Each line below is to be copied out exactly, and none may be omitted.

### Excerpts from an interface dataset
* * *

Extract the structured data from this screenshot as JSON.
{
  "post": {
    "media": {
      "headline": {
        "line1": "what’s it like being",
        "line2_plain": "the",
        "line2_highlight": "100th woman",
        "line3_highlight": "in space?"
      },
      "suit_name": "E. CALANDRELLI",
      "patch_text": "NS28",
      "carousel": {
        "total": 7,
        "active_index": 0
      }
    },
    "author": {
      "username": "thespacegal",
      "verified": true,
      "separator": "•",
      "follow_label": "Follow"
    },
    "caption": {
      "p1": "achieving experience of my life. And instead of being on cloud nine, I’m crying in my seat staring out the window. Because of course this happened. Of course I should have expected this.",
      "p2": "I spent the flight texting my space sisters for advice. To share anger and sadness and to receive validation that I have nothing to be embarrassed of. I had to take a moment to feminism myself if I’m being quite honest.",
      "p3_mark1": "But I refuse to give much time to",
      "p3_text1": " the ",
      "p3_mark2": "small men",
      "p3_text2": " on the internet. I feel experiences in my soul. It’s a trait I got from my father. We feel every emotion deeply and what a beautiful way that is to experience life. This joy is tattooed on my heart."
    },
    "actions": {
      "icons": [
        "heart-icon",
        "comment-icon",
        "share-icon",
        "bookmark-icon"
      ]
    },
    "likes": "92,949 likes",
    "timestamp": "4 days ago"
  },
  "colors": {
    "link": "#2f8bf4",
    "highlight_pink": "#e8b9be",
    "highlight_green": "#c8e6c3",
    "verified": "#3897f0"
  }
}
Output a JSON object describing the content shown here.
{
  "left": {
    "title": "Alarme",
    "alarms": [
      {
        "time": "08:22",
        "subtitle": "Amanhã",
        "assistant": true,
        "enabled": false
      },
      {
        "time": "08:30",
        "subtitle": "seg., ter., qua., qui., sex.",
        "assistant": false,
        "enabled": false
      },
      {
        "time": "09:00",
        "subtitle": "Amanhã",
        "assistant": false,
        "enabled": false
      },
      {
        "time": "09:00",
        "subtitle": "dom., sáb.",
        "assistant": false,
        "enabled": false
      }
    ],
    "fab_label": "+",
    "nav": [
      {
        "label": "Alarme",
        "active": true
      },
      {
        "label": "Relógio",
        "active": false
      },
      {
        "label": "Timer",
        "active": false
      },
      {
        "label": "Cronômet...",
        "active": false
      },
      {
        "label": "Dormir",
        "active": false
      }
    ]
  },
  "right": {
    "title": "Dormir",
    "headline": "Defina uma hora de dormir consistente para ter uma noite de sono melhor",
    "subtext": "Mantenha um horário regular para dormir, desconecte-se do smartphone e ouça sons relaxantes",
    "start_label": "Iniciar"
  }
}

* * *

### Exercise response
Extract the structured data from this screenshot as JSON.
{
  "post": {
    "media": {
      "headline": {
        "line1": "what’s it like being",
        "line2_plain": "the",
        "line2_highlight": "100th woman",
        "line3_highlight": "in space?"
      },
      "suit_name": "E. CALANDRELLI",
      "patch_text": "NS28",
      "carousel": {
        "total": 7,
        "active_index": 0
      }
    },
    "author": {
      "username": "thespacegal",
      "verified": true,
      "separator": "•",
      "follow_label": "Follow"
    },
    "caption": {
      "p1": "achieving experience of my life. And instead of being on cloud nine, I’m crying in my seat staring out the window. Because of course this happened. Of course I should have expected this.",
      "p2": "I spent the flight texting my space sisters for advice. To share anger and sadness and to receive validation that I have nothing to be embarrassed of. I had to take a moment to feminism myself if I’m being quite honest.",
      "p3_mark1": "But I refuse to give much time to",
      "p3_text1": " the ",
      "p3_mark2": "small men",
      "p3_text2": " on the internet. I feel experiences in my soul. It’s a trait I got from my father. We feel every emotion deeply and what a beautiful way that is to experience life. This joy is tattooed on my heart."
    },
    "actions": {
      "icons": [
        "heart-icon",
        "comment-icon",
        "share-icon",
        "bookmark-icon"
      ]
    },
    "likes": "92,949 likes",
    "timestamp": "4 days ago"
  },
  "colors": {
    "link": "#2f8bf4",
    "highlight_pink": "#e8b9be",
    "highlight_green": "#c8e6c3",
    "verified": "#3897f0"
  }
}
Output a JSON object describing the content shown here.
{
  "left": {
    "title": "Alarme",
    "alarms": [
      {
        "time": "08:22",
        "subtitle": "Amanhã",
        "assistant": true,
        "enabled": false
      },
      {
        "time": "08:30",
        "subtitle": "seg., ter., qua., qui., sex.",
        "assistant": false,
        "enabled": false
      },
      {
        "time": "09:00",
        "subtitle": "Amanhã",
        "assistant": false,
        "enabled": false
      },
      {
        "time": "09:00",
        "subtitle": "dom., sáb.",
        "assistant": false,
        "enabled": false
      }
    ],
    "fab_label": "+",
    "nav": [
      {
        "label": "Alarme",
        "active": true
      },
      {
        "label": "Relógio",
        "active": false
      },
      {
        "label": "Timer",
        "active": false
      },
      {
        "label": "Cronômet...",
        "active": false
      },
      {
        "label": "Dormir",
        "active": false
      }
    ]
  },
  "right": {
    "title": "Dormir",
    "headline": "Defina uma hora de dormir consistente para ter uma noite de sono melhor",
    "subtext": "Mantenha um horário regular para dormir, desconecte-se do smartphone e ouça sons relaxantes",
    "start_label": "Iniciar"
  }
}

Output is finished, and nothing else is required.